RSLancastr Message
26 Nov 2011, 04:59 AM

On August 4, 2008, I suffered a MASSIVE stroke. It put me in a coma-like state for two months, and in various hospitals, physical rehab centers and such for a total of eleven months, and made me a "left-side hemiplegic" (I have very little control over the left half of my body), and I've lived my life in a motorized wheelchair ever since. Fortunately for me, I have The Bestest Wife In The World, My Susan. She possibly saved my life, and at minimum saved me from further brain damage by immediately calling 911, despite my objections ("Don' call 911. Ahm prfckly fahn...") She was my tireless healthcare advocate for those eleven months I was in hospitals and such, and has been my tireless (okay, she tires now and then) caregiver ever since. I'm not a religious man, but if I were in charge of the dictionary, The word "blessing" would have a picture of My Susan next to it. I mention my stroke here because I think it was caused, indirectly, by my Anosmia. As a child, I learned that food tasted better to me if I salted it. I ended up salting the bejeebers out of EVERYTHING I ate - compensating, I think, for my anosmia's blunting the flavor of food. Over thedecades, this sodium intake resulted in an insanely high blood pressure (300/180 at one point). I also think that anosmics tend to attach far more importance to food's texture than other people do, perhaps compensating for the missing "aroma" piece of the Flavor Equation. For me, the preferred texture was CRUNCHY. This translated to a love of fried foods, which, along with my huge sodium intake, made me pack on the pounds. At the time of my stroke, I weighed 398 pounds. For a 6'1" tall man, that put me beyond Morbidly Obese. So, a morbidly obese 50-year-old man with insanely high blood pressure made me a stroke or heart attack just waiting to happen. So yes, I believe that my stroke (and my subsequent heart attack this year) is definitely liked (though indirectly) to my anosmia. I'm not saying that it is a foregone conclusion that an anosmic will eventually have a stroke or heart attack. Not all anosmics have the love of salt and fried foods that I had for nearly 50 years, so not all anosmics are morbidly obese or are hypertensive. But I think other anosmics (especially young ones) could benefit from the above cautionary tale, which is why I have shared it here.
RSLancastr Message
26 Nov 2011, 05:09 AM
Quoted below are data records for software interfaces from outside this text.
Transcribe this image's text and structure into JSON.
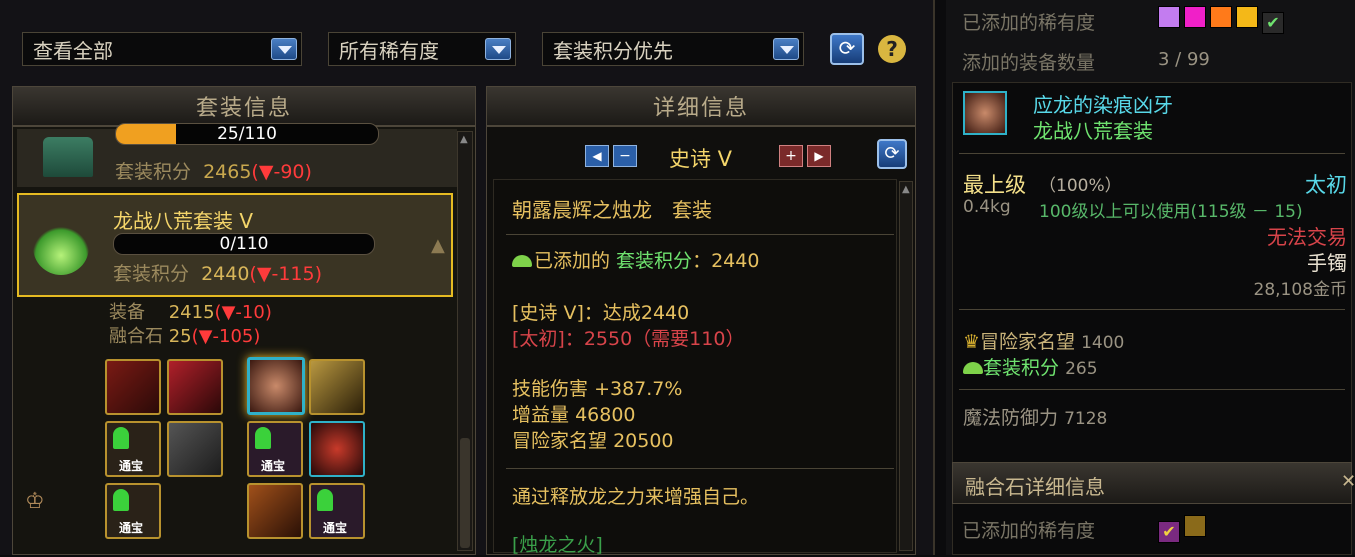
{
  "filters": {
    "view": "查看全部",
    "rarity": "所有稀有度",
    "sort": "套装积分优先"
  },
  "headers": {
    "left": "套装信息",
    "mid": "详细信息"
  },
  "set_prev": {
    "progress": "25/110",
    "score_label": "套装积分",
    "score": "2465",
    "delta_open": "(",
    "delta_arrow": "▼",
    "delta": "-90",
    "delta_close": ")"
  },
  "set_sel": {
    "name": "龙战八荒套装 V",
    "progress": "0/110",
    "score_label": "套装积分",
    "score": "2440",
    "delta_open": "(",
    "delta_arrow": "▼",
    "delta": "-115",
    "delta_close": ")",
    "equip_label": "装备",
    "equip_value": "2415",
    "equip_delta": "-10",
    "fusion_label": "融合石",
    "fusion_value": "25",
    "fusion_delta": "-105",
    "tongbao": "通宝"
  },
  "detail": {
    "grade": "史诗 V",
    "set_title": "朝露晨辉之烛龙　套装",
    "added_label": "已添加的 ",
    "score_label": "套装积分",
    "score_val": "：2440",
    "epic_line": "[史诗 V]：达成2440",
    "taichu_line": "[太初]：2550（需要110）",
    "stats": [
      {
        "label": "技能伤害",
        "value": "+387.7%"
      },
      {
        "label": "增益量",
        "value": "46800"
      },
      {
        "label": "冒险家名望",
        "value": "20500"
      }
    ],
    "desc": "通过释放龙之力来增强自己。",
    "skill": "[烛龙之火]"
  },
  "right": {
    "rarity_label": "已添加的稀有度",
    "count_label": "添加的装备数量",
    "count": "3 / 99",
    "item_name": "应龙的染痕凶牙",
    "item_set": "龙战八荒套装",
    "level_label": "最上级",
    "level_pct": "（100%）",
    "tier": "太初",
    "weight": "0.4kg",
    "use_req": "100级以上可以使用(115级 － 15)",
    "trade": "无法交易",
    "slot": "手镯",
    "price": "28,108金币",
    "fame_label": "冒险家名望",
    "fame": "1400",
    "set_score_label": "套装积分",
    "set_score": "265",
    "mdef_label": "魔法防御力",
    "mdef": "7128",
    "fusion_header": "融合石详细信息",
    "fusion_rarity_label": "已添加的稀有度"
  },
  "colors": {
    "gold": "#e9c46a",
    "red": "#ff3b3b",
    "green": "#6fe36f",
    "cyan": "#58d8e8"
  }
}
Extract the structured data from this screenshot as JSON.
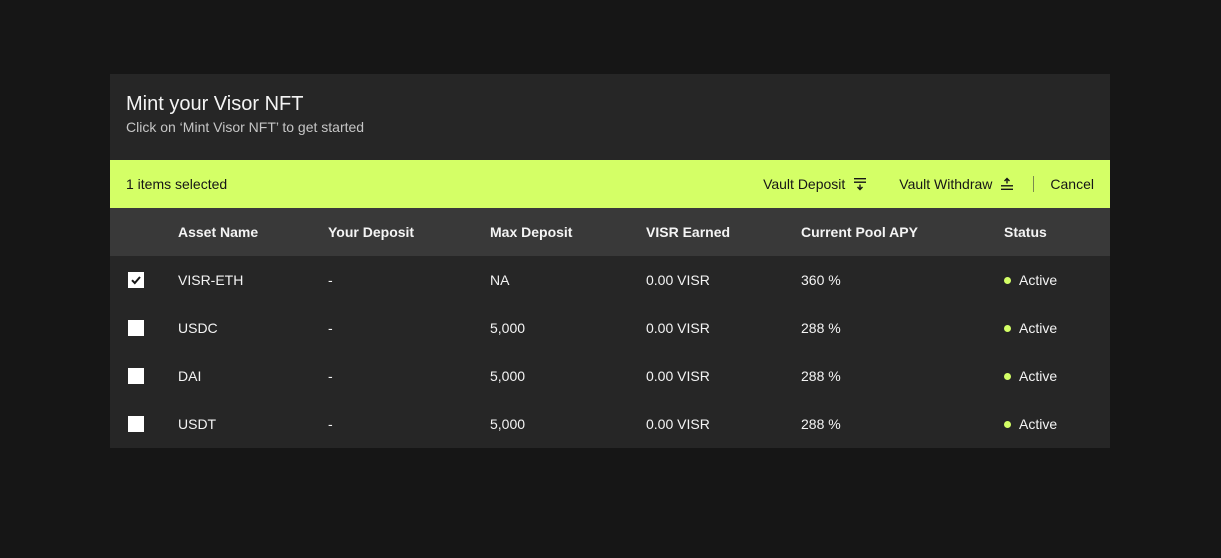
{
  "header": {
    "title": "Mint your Visor NFT",
    "subtitle": "Click on ‘Mint Visor NFT’ to get started"
  },
  "batch": {
    "selected_text": "1 items selected",
    "deposit_label": "Vault Deposit",
    "deposit_icon": "download-icon",
    "withdraw_label": "Vault Withdraw",
    "withdraw_icon": "upload-icon",
    "cancel_label": "Cancel"
  },
  "colors": {
    "accent": "#d4ff66",
    "panel": "#262626",
    "header_row": "#393939",
    "page_bg": "#161616"
  },
  "table": {
    "headers": [
      "Asset Name",
      "Your Deposit",
      "Max Deposit",
      "VISR Earned",
      "Current Pool APY",
      "Status"
    ],
    "rows": [
      {
        "checked": true,
        "asset": "VISR-ETH",
        "deposit": "-",
        "max": "NA",
        "earned": "0.00 VISR",
        "apy": "360 %",
        "status": "Active"
      },
      {
        "checked": false,
        "asset": "USDC",
        "deposit": "-",
        "max": "5,000",
        "earned": "0.00 VISR",
        "apy": "288 %",
        "status": "Active"
      },
      {
        "checked": false,
        "asset": "DAI",
        "deposit": "-",
        "max": "5,000",
        "earned": "0.00 VISR",
        "apy": "288 %",
        "status": "Active"
      },
      {
        "checked": false,
        "asset": "USDT",
        "deposit": "-",
        "max": "5,000",
        "earned": "0.00 VISR",
        "apy": "288 %",
        "status": "Active"
      }
    ]
  }
}
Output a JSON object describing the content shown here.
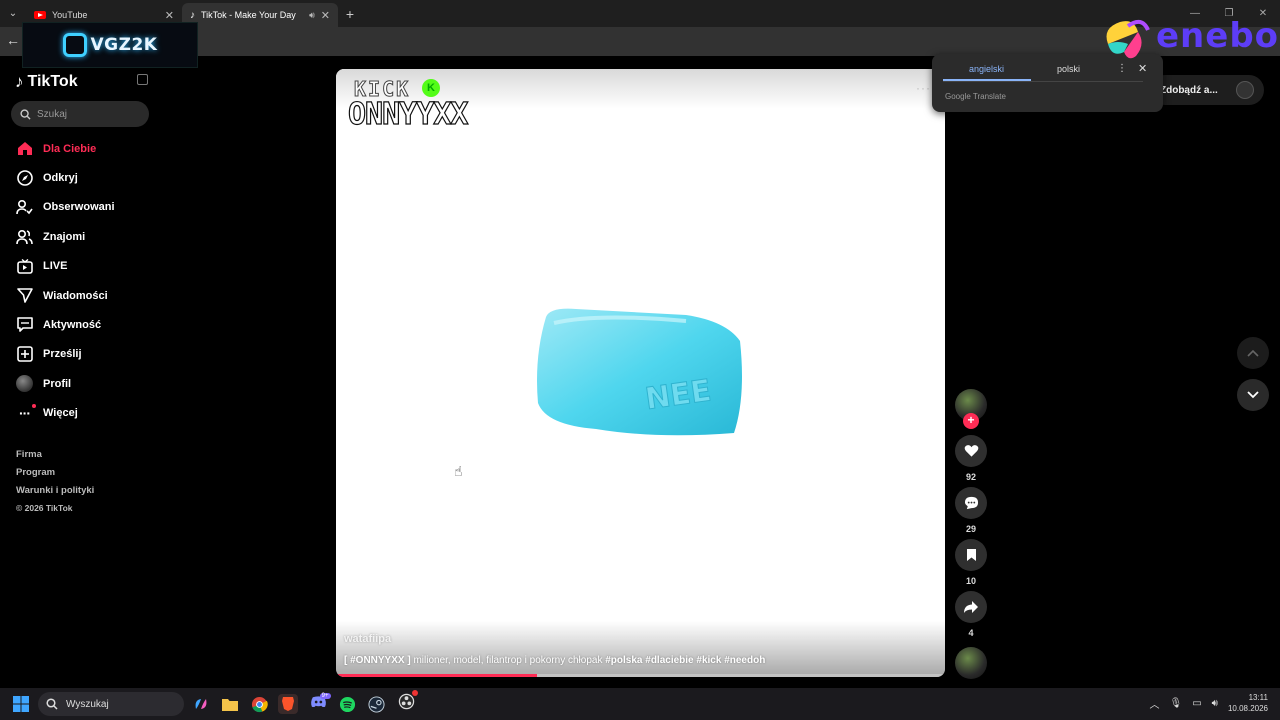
{
  "browser": {
    "tabs": [
      {
        "label": "YouTube",
        "icon": "youtube-icon",
        "active": false
      },
      {
        "label": "TikTok - Make Your Day",
        "icon": "tiktok-icon",
        "active": true
      }
    ],
    "overlay_logo": "VGZ2K",
    "ad_logo": "enebo"
  },
  "translate_popup": {
    "tab_source": "angielski",
    "tab_target": "polski",
    "brand": "Google Translate"
  },
  "sidebar": {
    "brand": "TikTok",
    "search_placeholder": "Szukaj",
    "items": [
      {
        "label": "Dla Ciebie",
        "icon": "home-icon",
        "active": true
      },
      {
        "label": "Odkryj",
        "icon": "compass-icon"
      },
      {
        "label": "Obserwowani",
        "icon": "following-icon"
      },
      {
        "label": "Znajomi",
        "icon": "friends-icon"
      },
      {
        "label": "LIVE",
        "icon": "live-icon"
      },
      {
        "label": "Wiadomości",
        "icon": "messages-icon"
      },
      {
        "label": "Aktywność",
        "icon": "activity-icon"
      },
      {
        "label": "Prześlij",
        "icon": "upload-icon"
      },
      {
        "label": "Profil",
        "icon": "profile-icon"
      },
      {
        "label": "Więcej",
        "icon": "more-icon"
      }
    ],
    "footer": [
      "Firma",
      "Program",
      "Warunki i polityki"
    ],
    "copyright": "© 2026 TikTok"
  },
  "header": {
    "get_app": "Zdobądź a..."
  },
  "video": {
    "overlay_platform": "KICK",
    "overlay_channel": "ONNYYXX",
    "author": "watafiipa",
    "caption_tag": "[ #ONNYYXX ]",
    "caption_text": " milioner, model, filantrop i pokorny chłopak ",
    "caption_hashtags": "#polska #dlaciebie #kick #needoh",
    "progress": 0.33,
    "colors": {
      "accent": "#fe2c55",
      "soap": "#4fd6ee"
    }
  },
  "actions": {
    "likes": "92",
    "comments": "29",
    "saves": "10",
    "shares": "4"
  },
  "taskbar": {
    "search_placeholder": "Wyszukaj",
    "time": "13:11",
    "date": "10.08.2026",
    "discord_badge": "9+"
  }
}
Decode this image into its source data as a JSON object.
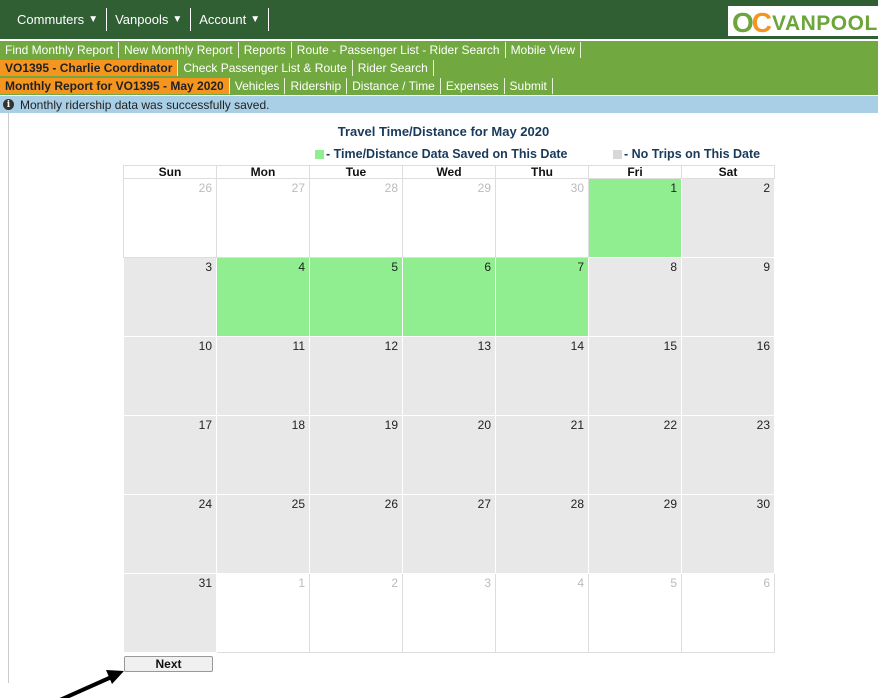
{
  "topmenu": [
    {
      "label": "Commuters"
    },
    {
      "label": "Vanpools"
    },
    {
      "label": "Account"
    }
  ],
  "logo": {
    "oc": "OC",
    "van": "VANPOOL"
  },
  "nav_row1": [
    "Find Monthly Report",
    "New Monthly Report",
    "Reports",
    "Route - Passenger List - Rider Search",
    "Mobile View"
  ],
  "nav_row2": [
    "VO1395 - Charlie Coordinator",
    "Check Passenger List & Route",
    "Rider Search"
  ],
  "nav_row3": [
    "Monthly Report for VO1395 - May 2020",
    "Vehicles",
    "Ridership",
    "Distance / Time",
    "Expenses",
    "Submit"
  ],
  "info": {
    "icon": "info-icon",
    "message": "Monthly ridership data was successfully saved."
  },
  "calendar": {
    "title": "Travel Time/Distance for May 2020",
    "legend_saved": "- Time/Distance Data Saved on This Date",
    "legend_notrip": "- No Trips on This Date",
    "days": [
      "Sun",
      "Mon",
      "Tue",
      "Wed",
      "Thu",
      "Fri",
      "Sat"
    ],
    "weeks": [
      [
        {
          "d": "26",
          "s": "other"
        },
        {
          "d": "27",
          "s": "other"
        },
        {
          "d": "28",
          "s": "other"
        },
        {
          "d": "29",
          "s": "other"
        },
        {
          "d": "30",
          "s": "other"
        },
        {
          "d": "1",
          "s": "saved"
        },
        {
          "d": "2",
          "s": "notrip"
        }
      ],
      [
        {
          "d": "3",
          "s": "notrip"
        },
        {
          "d": "4",
          "s": "saved"
        },
        {
          "d": "5",
          "s": "saved"
        },
        {
          "d": "6",
          "s": "saved"
        },
        {
          "d": "7",
          "s": "saved"
        },
        {
          "d": "8",
          "s": "notrip"
        },
        {
          "d": "9",
          "s": "notrip"
        }
      ],
      [
        {
          "d": "10",
          "s": "notrip"
        },
        {
          "d": "11",
          "s": "notrip"
        },
        {
          "d": "12",
          "s": "notrip"
        },
        {
          "d": "13",
          "s": "notrip"
        },
        {
          "d": "14",
          "s": "notrip"
        },
        {
          "d": "15",
          "s": "notrip"
        },
        {
          "d": "16",
          "s": "notrip"
        }
      ],
      [
        {
          "d": "17",
          "s": "notrip"
        },
        {
          "d": "18",
          "s": "notrip"
        },
        {
          "d": "19",
          "s": "notrip"
        },
        {
          "d": "20",
          "s": "notrip"
        },
        {
          "d": "21",
          "s": "notrip"
        },
        {
          "d": "22",
          "s": "notrip"
        },
        {
          "d": "23",
          "s": "notrip"
        }
      ],
      [
        {
          "d": "24",
          "s": "notrip"
        },
        {
          "d": "25",
          "s": "notrip"
        },
        {
          "d": "26",
          "s": "notrip"
        },
        {
          "d": "27",
          "s": "notrip"
        },
        {
          "d": "28",
          "s": "notrip"
        },
        {
          "d": "29",
          "s": "notrip"
        },
        {
          "d": "30",
          "s": "notrip"
        }
      ],
      [
        {
          "d": "31",
          "s": "notrip"
        },
        {
          "d": "1",
          "s": "other"
        },
        {
          "d": "2",
          "s": "other"
        },
        {
          "d": "3",
          "s": "other"
        },
        {
          "d": "4",
          "s": "other"
        },
        {
          "d": "5",
          "s": "other"
        },
        {
          "d": "6",
          "s": "other"
        }
      ]
    ]
  },
  "next_button": "Next",
  "colors": {
    "topbar": "#2f5f33",
    "nav": "#71a83f",
    "active": "#f4951f",
    "info": "#a9cfe6",
    "saved": "#90ee90",
    "notrip": "#e8e8e8"
  }
}
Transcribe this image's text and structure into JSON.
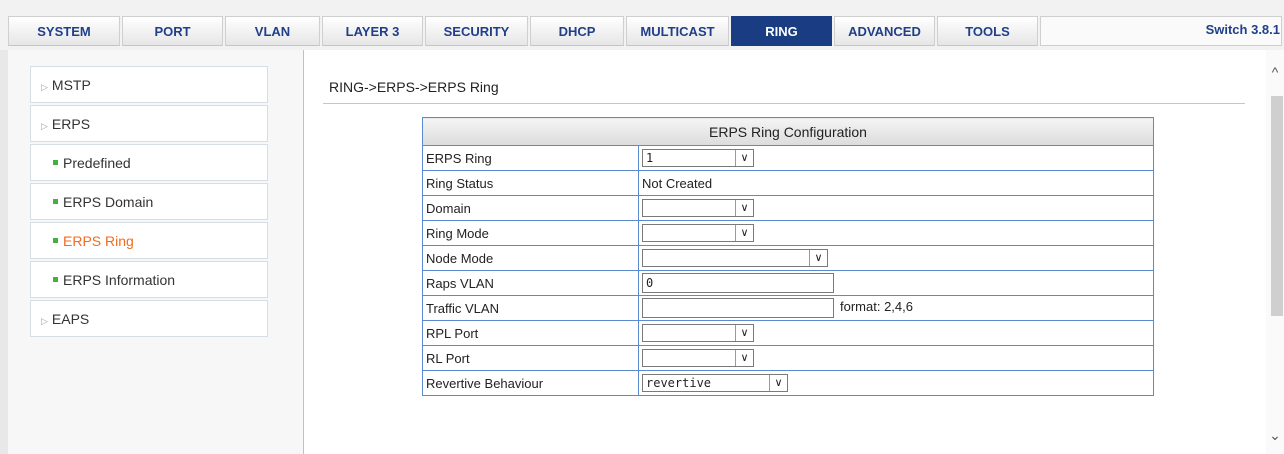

During my extended hospital stay following the stroke, I occasionally wondered if the damage the stroke had done to my brain might somehow effect my anosmia. Would I develop a sense of smell, even if only partially, perhaps only via one nostril? Would my anosmia be even more pronounced on the left side of my body? (how more prounced that "non-existant could it possibly be? The answer, in my case anyway, was that the stroke has caused no discernible difference in my anosmia one way or the other. But had my stroke imapted another area of my brain (the area dealing with sense of smell), who knows what might have happened?
RSLancastr Message
26 Nov 2011, 05:12 AM

Please forgive the typos in that last post. I'll blame them on the stroke, only because it's a convenient excuse.